Nappiness: Short Naps During Afternoon Are The Key To Happiness
Napping less than 30 minutes during the afternoon improves the sense of well-being and boosts performance, a new study has found out. The researchers have also coined a new term to describe the satiated feeling after a short doze -- nappiness.
"Previous research has shown that naps of under 30 minutes make you more focused, creative and productive,” said Professor Richard Wiseman, from the U.K.’s University of Hertfordshire, according to a Net Doctor report. “These new findings suggest that you can also become happier by just taking a short nap."
The professor also added that though short naps make a person happier, longer naps can have the opposite effect on a person. Those who dozed off for a longer period in the afternoon were found to be less happy than those who did not nap at all. Furthermore, longer napping is also associated with several health risks. Prolonged napping is related to an 82 percent higher chance in the risk of heart disease.
According to The Telegraph, the study was conducted for the Edinburgh International Science Festival, and over 1,000 people took part in it. The scores for happiness were obtained from replies to psychological questions in a survey held online. The participants were also asked about the details of their napping habits. The results showed that 56 percent of long nappers and 60 percent of those who never napped were comparatively less happier than two-thirds of the short nappers.

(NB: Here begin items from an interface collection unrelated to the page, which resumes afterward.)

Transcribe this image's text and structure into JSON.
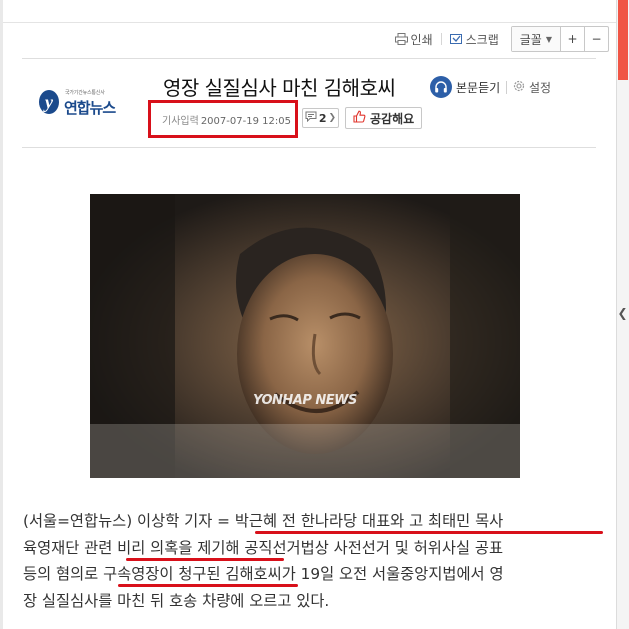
{
  "toolbar": {
    "print_label": "인쇄",
    "scrap_label": "스크랩",
    "font_label": "글꼴",
    "font_increase": "+",
    "font_decrease": "−"
  },
  "publisher": {
    "small_text": "국가기간뉴스통신사",
    "name": "연합뉴스",
    "brand_color": "#1b4a8c"
  },
  "article": {
    "title": "영장 실질심사 마친 김해호씨",
    "listen_label": "본문듣기",
    "settings_label": "설정",
    "date_label": "기사입력",
    "date_value": "2007-07-19 12:05",
    "comment_count": "2",
    "like_label": "공감해요",
    "photo_watermark": "YONHAP NEWS",
    "body_lines": [
      "(서울=연합뉴스) 이상학 기자 = 박근혜 전 한나라당 대표와 고 최태민 목사",
      "육영재단 관련 비리 의혹을 제기해 공직선거법상 사전선거 및 허위사실 공표",
      "등의 혐의로 구속영장이 청구된 김해호씨가 19일 오전 서울중앙지법에서 영",
      "장 실질심사를 마친 뒤 호송 차량에 오르고 있다."
    ]
  },
  "colors": {
    "highlight_red": "#d8101a",
    "scrollbar_accent": "#f05545"
  },
  "icons": [
    "printer-icon",
    "scrap-icon",
    "headphone-icon",
    "gear-icon",
    "comment-icon",
    "thumbs-up-icon",
    "chevron-left-icon"
  ]
}
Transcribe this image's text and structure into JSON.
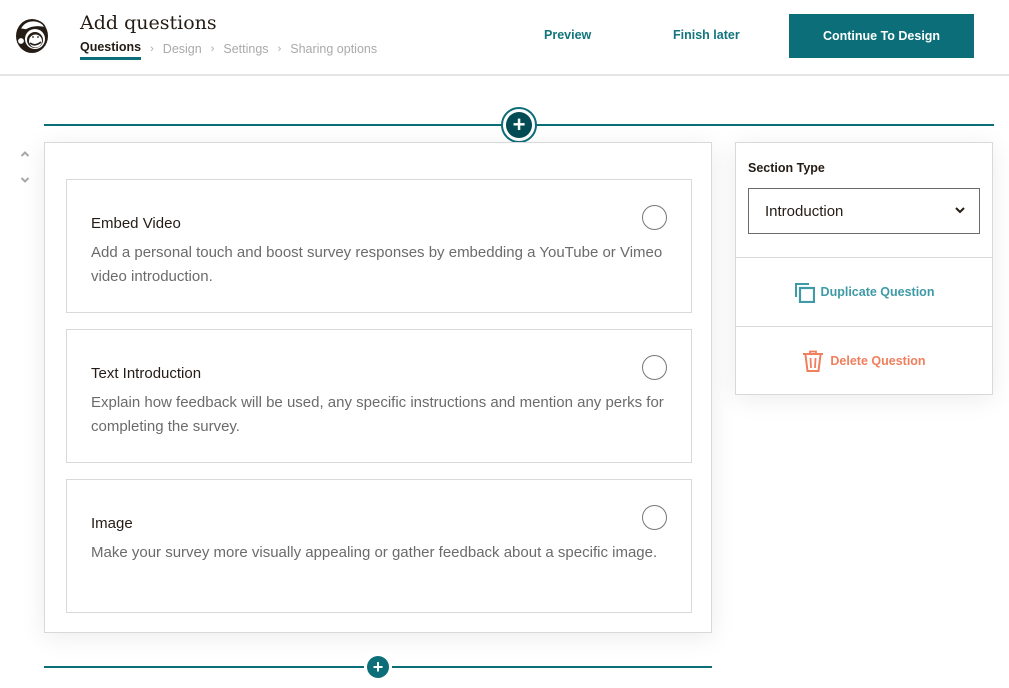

Professor Wiseman also added that many extremely successful organizations, such as Google, have installed dedicated nap spaces. Furthermore, employees have to wake up to the advantages of napping at work. A study conducted by the American space agency also backs up the recent research. NASA carried a test on sleepy military pilots and found that a quick nap of 26 minutes, while the plane is controlled by the co-pilot, increased alertness by 54 per cent.